**Available data:**
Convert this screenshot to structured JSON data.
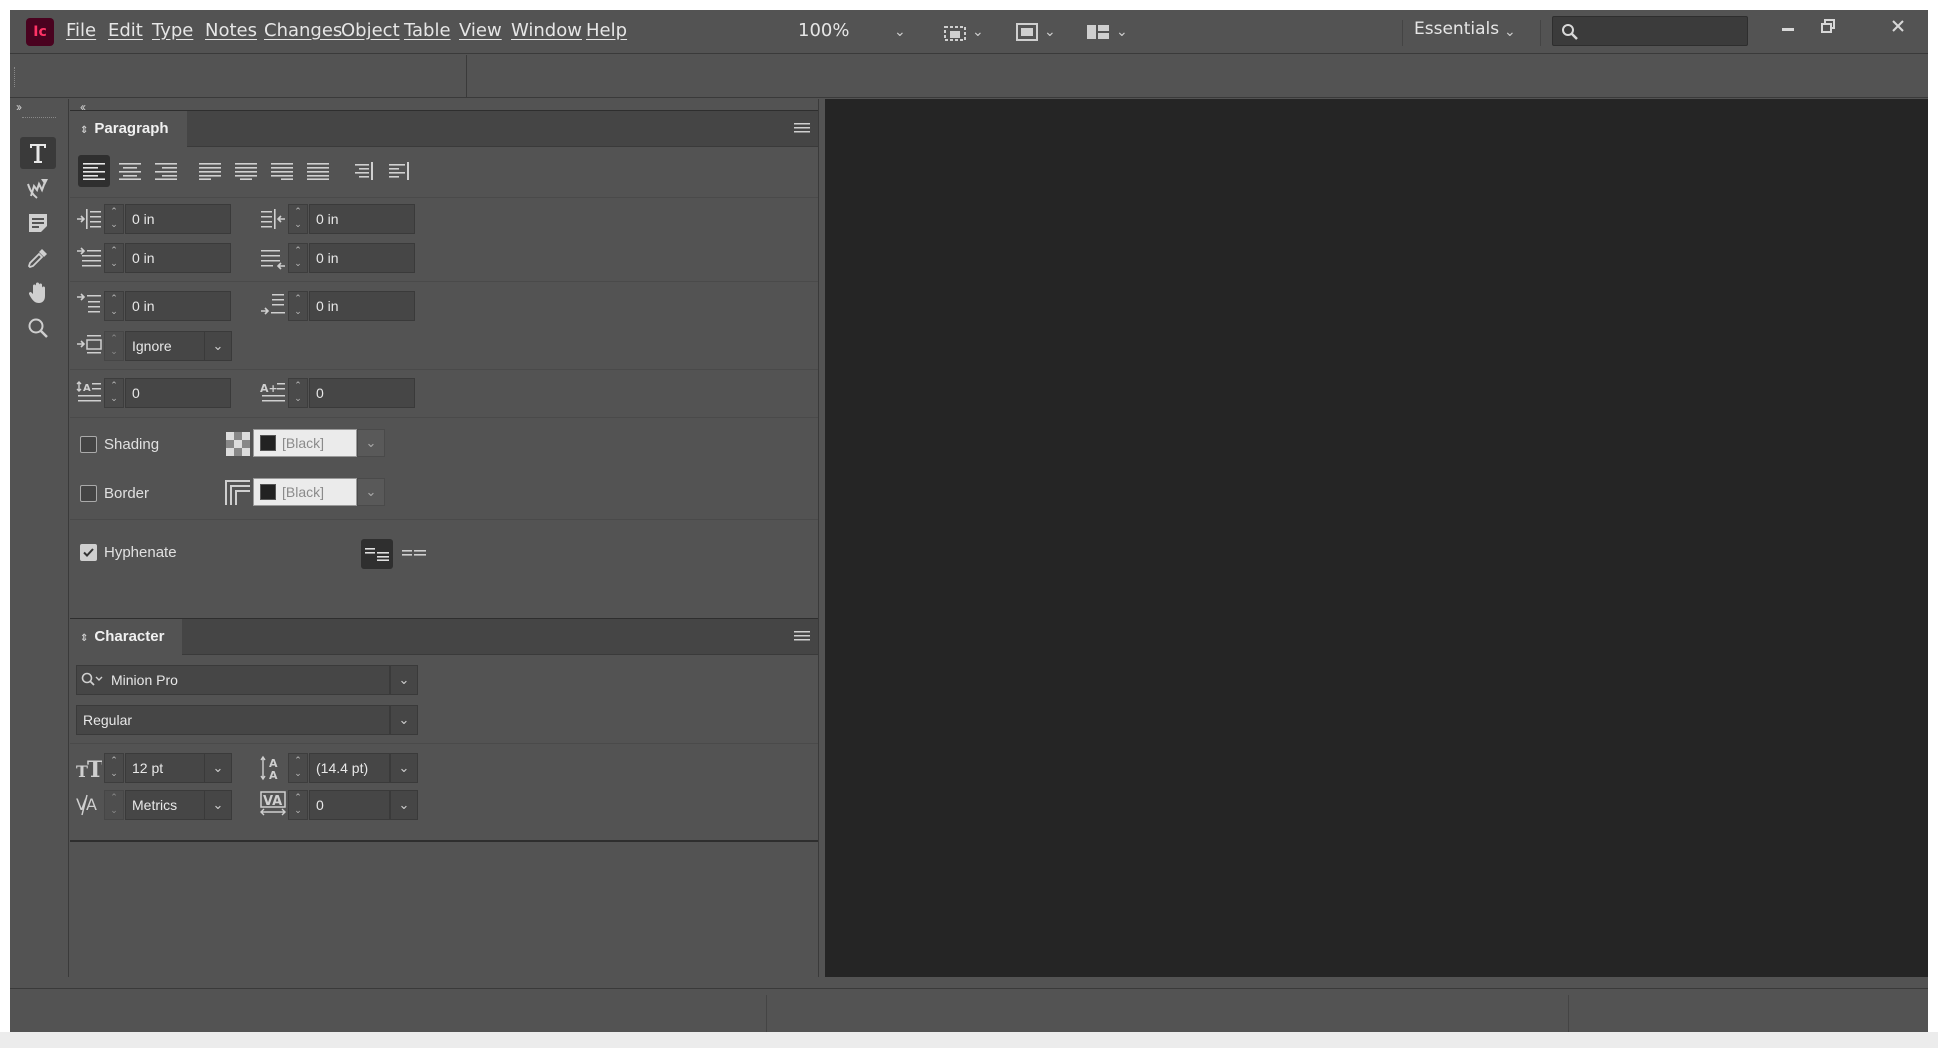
{
  "app": {
    "logo": "Ic"
  },
  "menu": {
    "items": [
      "File",
      "Edit",
      "Type",
      "Notes",
      "Changes",
      "Object",
      "Table",
      "View",
      "Window",
      "Help"
    ],
    "zoom": "100%",
    "workspace": "Essentials"
  },
  "icons": {
    "logo": "incopy-logo",
    "search": "search-icon",
    "minimize": "minimize-icon",
    "restore": "restore-icon",
    "close": "close-icon",
    "tools": [
      "type-tool-icon",
      "position-tool-icon",
      "note-tool-icon",
      "eyedropper-tool-icon",
      "hand-tool-icon",
      "zoom-tool-icon"
    ]
  },
  "paragraph": {
    "title": "Paragraph",
    "left_indent": "0 in",
    "right_indent": "0 in",
    "first_line_indent": "0 in",
    "last_line_indent": "0 in",
    "space_before": "0 in",
    "space_after": "0 in",
    "align_to_grid": "Ignore",
    "drop_cap_lines": "0",
    "drop_cap_chars": "0",
    "shading_label": "Shading",
    "shading_swatch": "[Black]",
    "shading_checked": false,
    "border_label": "Border",
    "border_swatch": "[Black]",
    "border_checked": false,
    "hyphenate_label": "Hyphenate",
    "hyphenate_checked": true
  },
  "character": {
    "title": "Character",
    "font_family": "Minion Pro",
    "font_style": "Regular",
    "font_size": "12 pt",
    "leading": "(14.4 pt)",
    "kerning": "Metrics",
    "tracking": "0"
  },
  "colors": {
    "ui_bg": "#535353",
    "doc_bg": "#252525",
    "logo_bg": "#49021f",
    "logo_fg": "#ff3366"
  }
}
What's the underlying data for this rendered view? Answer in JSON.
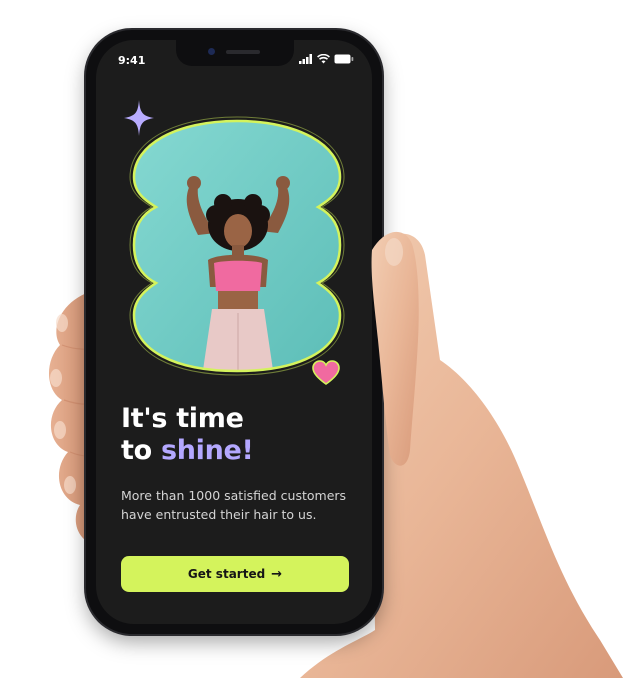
{
  "status_bar": {
    "time": "9:41"
  },
  "hero": {
    "headline_line1": "It's time",
    "headline_to": "to",
    "headline_accent": "shine!",
    "subtitle": "More than 1000 satisfied customers have entrusted their hair to us."
  },
  "cta": {
    "label": "Get started",
    "arrow": "→"
  },
  "icons": {
    "sparkle": "sparkle-icon",
    "heart": "heart-icon",
    "signal": "signal-icon",
    "wifi": "wifi-icon",
    "battery": "battery-icon",
    "arrow": "arrow-right-icon"
  },
  "colors": {
    "screen_bg": "#1c1c1c",
    "accent_lime": "#d4f35c",
    "accent_lavender": "#b4a8ff",
    "heart_pink": "#f06aa0",
    "photo_bg": "#7fd3cc",
    "text_white": "#ffffff"
  }
}
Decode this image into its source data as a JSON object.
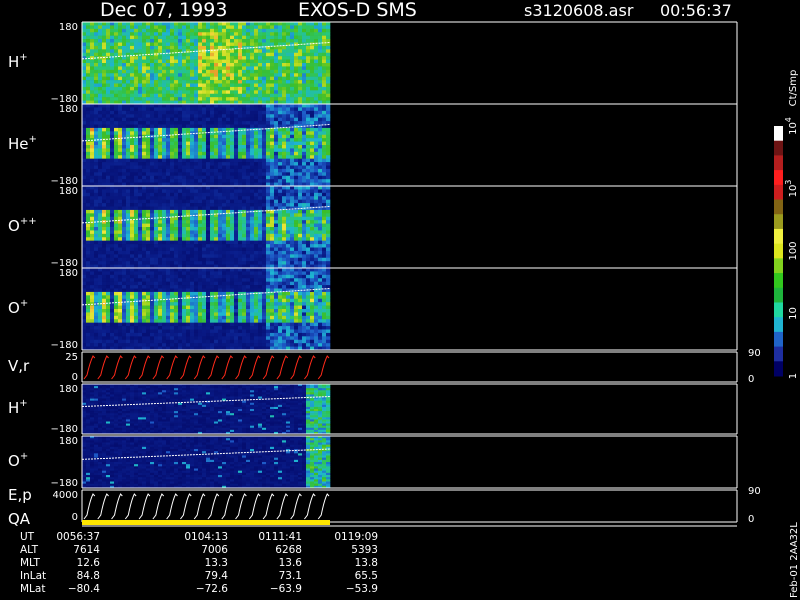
{
  "header": {
    "date": "Dec 07, 1993",
    "instrument": "EXOS-D SMS",
    "file": "s3120608.asr",
    "time": "00:56:37"
  },
  "colors": {
    "background": "#000000",
    "frame": "#ffffff",
    "pitch_line": "#ffffff",
    "vr_trace": "#ff2a1a",
    "ep_trace": "#ffffff",
    "qa_bar": "#ffe600"
  },
  "chart_data": [
    {
      "type": "heatmap",
      "panel": "H+",
      "label": "H",
      "label_sup": "+",
      "y_ticks": [
        "180",
        "−180"
      ],
      "ylim": [
        -180,
        180
      ],
      "x_range": [
        "0056:37",
        "0119:09"
      ]
    },
    {
      "type": "heatmap",
      "panel": "He+",
      "label": "He",
      "label_sup": "+",
      "y_ticks": [
        "180",
        "−180"
      ],
      "ylim": [
        -180,
        180
      ]
    },
    {
      "type": "heatmap",
      "panel": "O++",
      "label": "O",
      "label_sup": "++",
      "y_ticks": [
        "180",
        "−180"
      ],
      "ylim": [
        -180,
        180
      ]
    },
    {
      "type": "heatmap",
      "panel": "O+",
      "label": "O",
      "label_sup": "+",
      "y_ticks": [
        "180",
        "−180"
      ],
      "ylim": [
        -180,
        180
      ]
    },
    {
      "type": "line",
      "panel": "V,r",
      "label": "V,r",
      "y_ticks": [
        "25",
        "0"
      ],
      "ylim": [
        0,
        25
      ],
      "right_ticks": [
        "90",
        "0"
      ],
      "right_lim": [
        0,
        90
      ],
      "cycles": 18
    },
    {
      "type": "heatmap",
      "panel": "H+ (low)",
      "label": "H",
      "label_sup": "+",
      "y_ticks": [
        "180",
        "−180"
      ],
      "ylim": [
        -180,
        180
      ]
    },
    {
      "type": "heatmap",
      "panel": "O+ (low)",
      "label": "O",
      "label_sup": "+",
      "y_ticks": [
        "180",
        "−180"
      ],
      "ylim": [
        -180,
        180
      ]
    },
    {
      "type": "line",
      "panel": "E,p",
      "label": "E,p",
      "y_ticks": [
        "4000",
        "0"
      ],
      "ylim": [
        0,
        4000
      ],
      "right_ticks": [
        "90",
        "0"
      ],
      "right_lim": [
        0,
        90
      ],
      "cycles": 18
    },
    {
      "type": "bar",
      "panel": "QA",
      "label": "QA"
    },
    {
      "type": "table",
      "panel": "orbit",
      "rows": [
        {
          "name": "UT",
          "values": [
            "0056:37",
            "0104:13",
            "0111:41",
            "0119:09"
          ]
        },
        {
          "name": "ALT",
          "values": [
            "7614",
            "7006",
            "6268",
            "5393"
          ]
        },
        {
          "name": "MLT",
          "values": [
            "12.6",
            "13.3",
            "13.6",
            "13.8"
          ]
        },
        {
          "name": "InLat",
          "values": [
            "84.8",
            "79.4",
            "73.1",
            "65.5"
          ]
        },
        {
          "name": "MLat",
          "values": [
            "−80.4",
            "−72.6",
            "−63.9",
            "−53.9"
          ]
        }
      ]
    },
    {
      "type": "heatmap",
      "panel": "colorbar",
      "unit": "Ct/Smp",
      "scale": "log",
      "range": [
        1,
        10000
      ],
      "tick_labels": [
        {
          "text": "1",
          "value": 1
        },
        {
          "text": "10",
          "value": 10
        },
        {
          "text": "100",
          "value": 100
        },
        {
          "text": "10",
          "sup": "3",
          "value": 1000
        },
        {
          "text": "10",
          "sup": "4",
          "value": 10000
        }
      ],
      "colors": [
        "#000064",
        "#1e2ea0",
        "#2064c8",
        "#20b4d2",
        "#20d7a0",
        "#1eb43c",
        "#32c81e",
        "#82d21e",
        "#dce61e",
        "#f0f040",
        "#9b9b1e",
        "#826414",
        "#cc1e1e",
        "#ff1e1e",
        "#b41e1e",
        "#6e1414",
        "#ffffff"
      ]
    }
  ],
  "footer": {
    "rotated_text": "Feb-01 2AA32L"
  }
}
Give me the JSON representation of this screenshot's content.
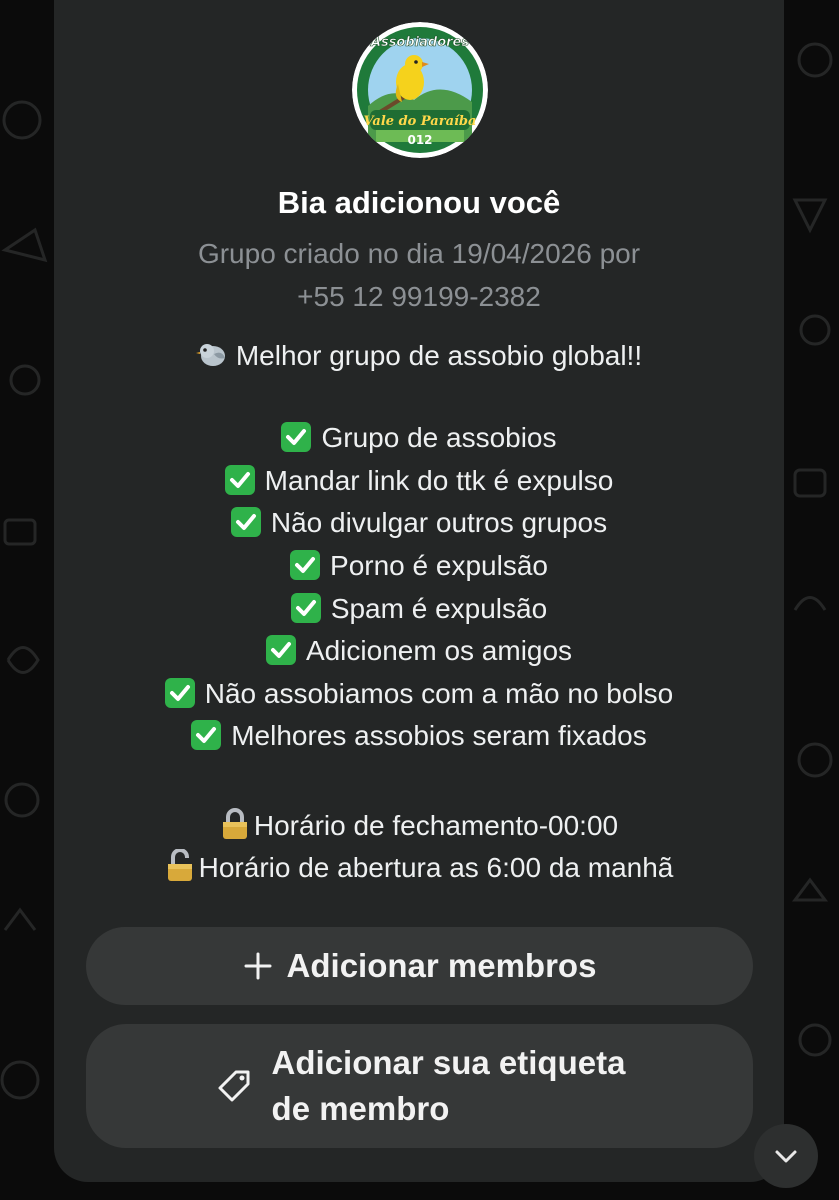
{
  "group_logo": {
    "top_text": "Assobiadores",
    "bottom_text": "Vale do Paraíba",
    "number": "012"
  },
  "title": "Bia adicionou você",
  "created_line1": "Grupo criado no dia 19/04/2026 por",
  "created_line2": "+55 12 99199-2382",
  "description": {
    "headline": "Melhor grupo de assobio global!!",
    "rules": [
      "Grupo de assobios",
      "Mandar link do ttk é expulso",
      "Não divulgar outros grupos",
      "Porno é expulsão",
      "Spam é expulsão",
      "Adicionem os amigos",
      "Não assobiamos com a mão no bolso",
      "Melhores assobios seram fixados"
    ],
    "schedule": [
      "Horário de fechamento-00:00",
      "Horário de abertura as 6:00 da manhã"
    ]
  },
  "buttons": {
    "add_members": "Adicionar membros",
    "member_tag_line1": "Adicionar sua etiqueta",
    "member_tag_line2": "de membro"
  },
  "icons": {
    "bird": "bird-emoji-icon",
    "check": "check-mark-button-icon",
    "lock_closed": "locked-icon",
    "lock_open": "unlocked-icon",
    "plus": "plus-icon",
    "tag": "tag-icon",
    "scroll": "chevron-down-icon"
  },
  "colors": {
    "card": "#242626",
    "button": "#363838",
    "check": "#2fb24a",
    "muted_text": "#8c9094"
  }
}
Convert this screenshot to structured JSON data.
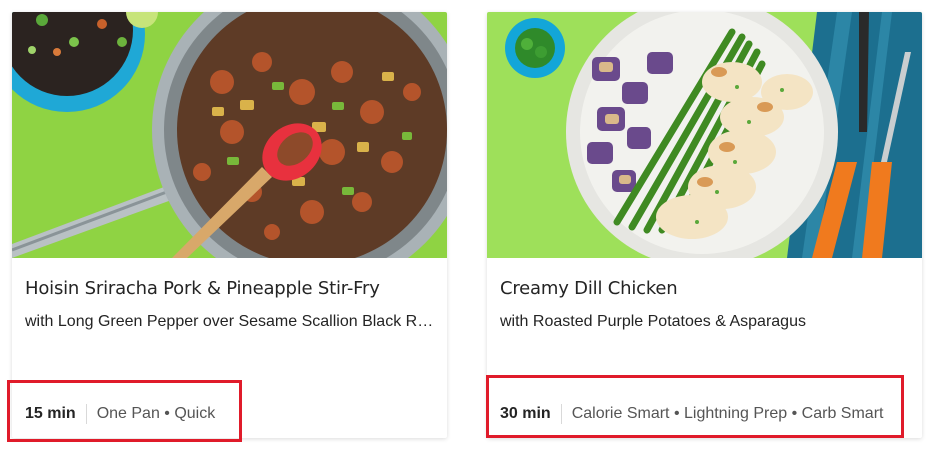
{
  "recipes": [
    {
      "title": "Hoisin Sriracha Pork & Pineapple Stir-Fry",
      "subtitle": "with Long Green Pepper over Sesame Scallion Black R…",
      "time": "15 min",
      "tags": "One Pan • Quick",
      "image_bg": "#8fd343"
    },
    {
      "title": "Creamy Dill Chicken",
      "subtitle": "with Roasted Purple Potatoes & Asparagus",
      "time": "30 min",
      "tags": "Calorie Smart • Lightning Prep • Carb Smart",
      "image_bg": "#9ee05a"
    }
  ],
  "colors": {
    "highlight": "#e01b2a",
    "title_text": "#242424",
    "tag_text": "#555555"
  }
}
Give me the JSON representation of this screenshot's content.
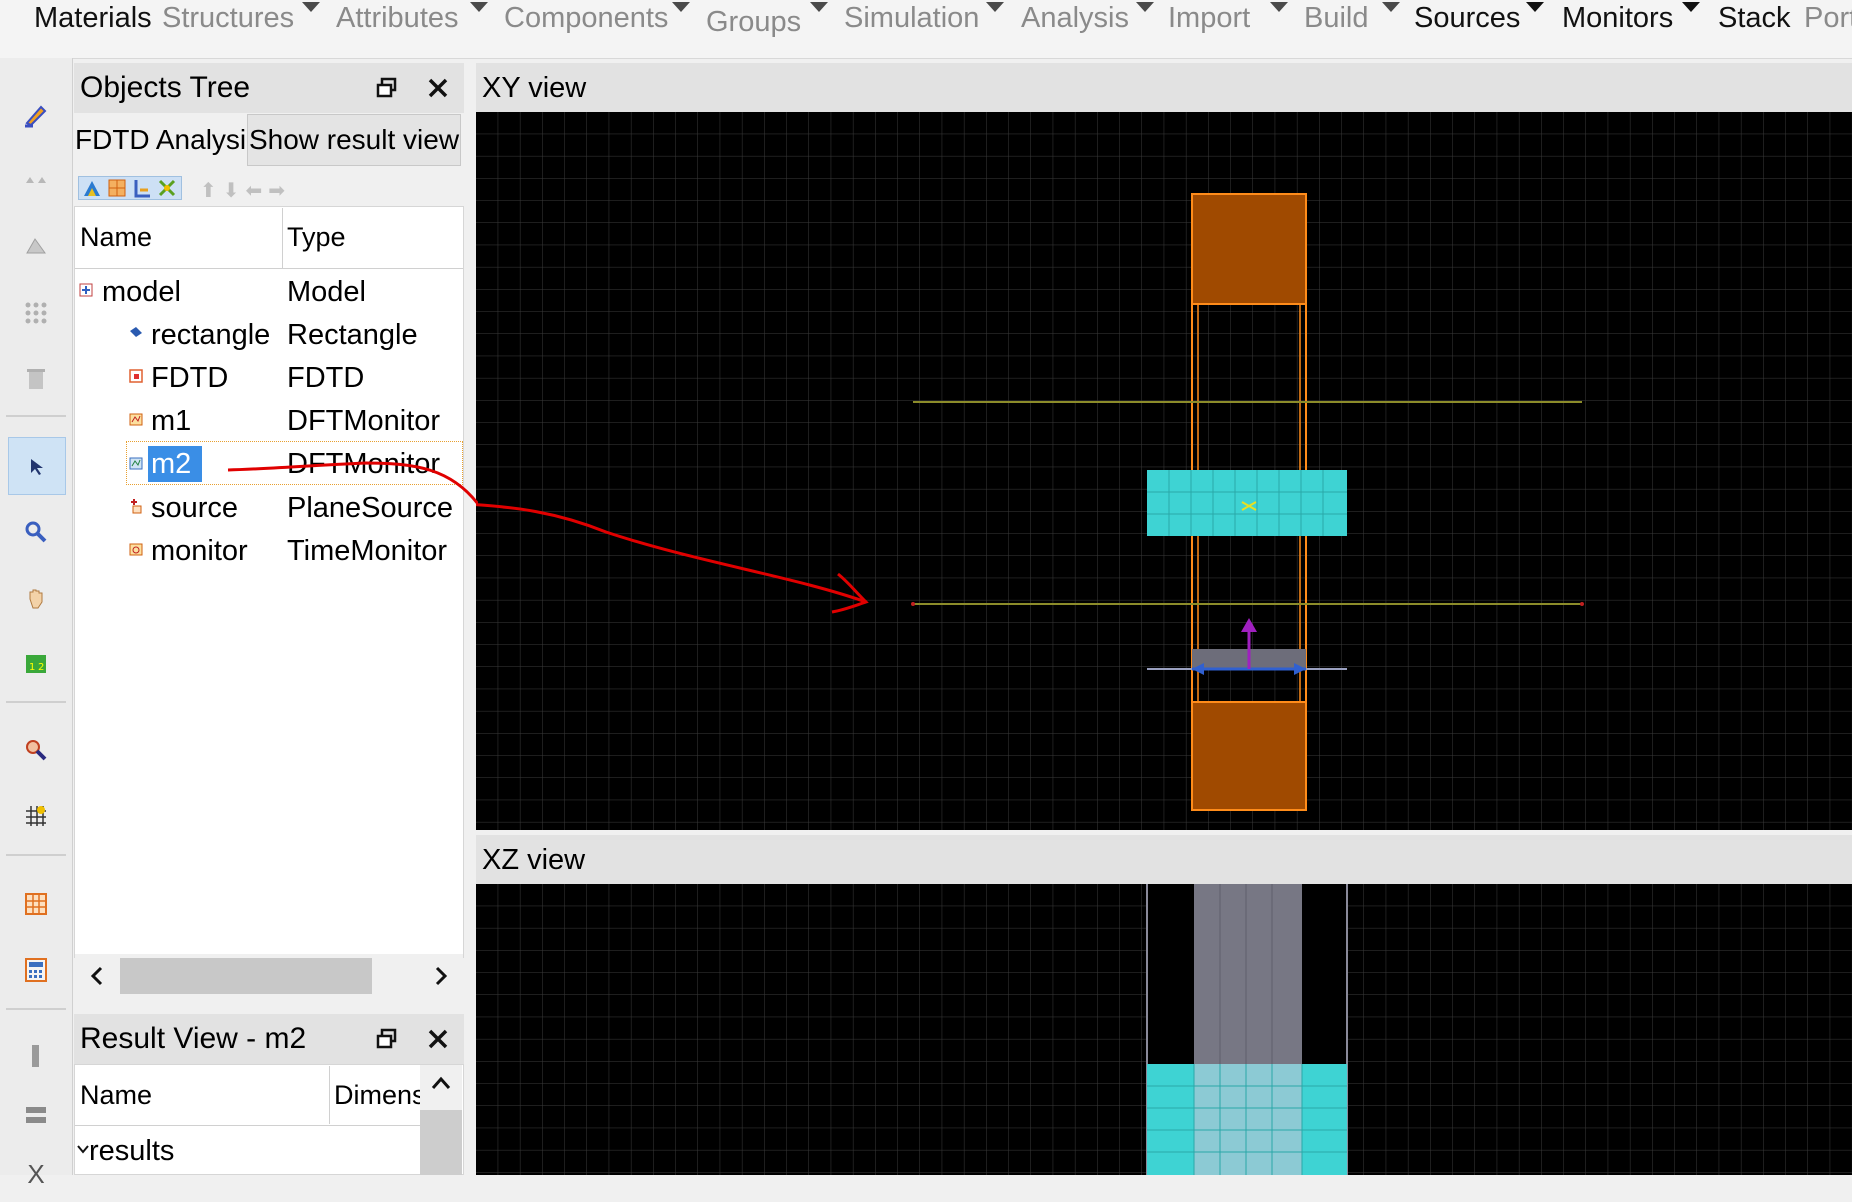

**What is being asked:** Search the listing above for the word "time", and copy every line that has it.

**Written answer:**
    "time": "9:41"
    "headline_line1": "It's time",
    "time": "00:56:37"
      "time": "15 min",
      "time": "30 min",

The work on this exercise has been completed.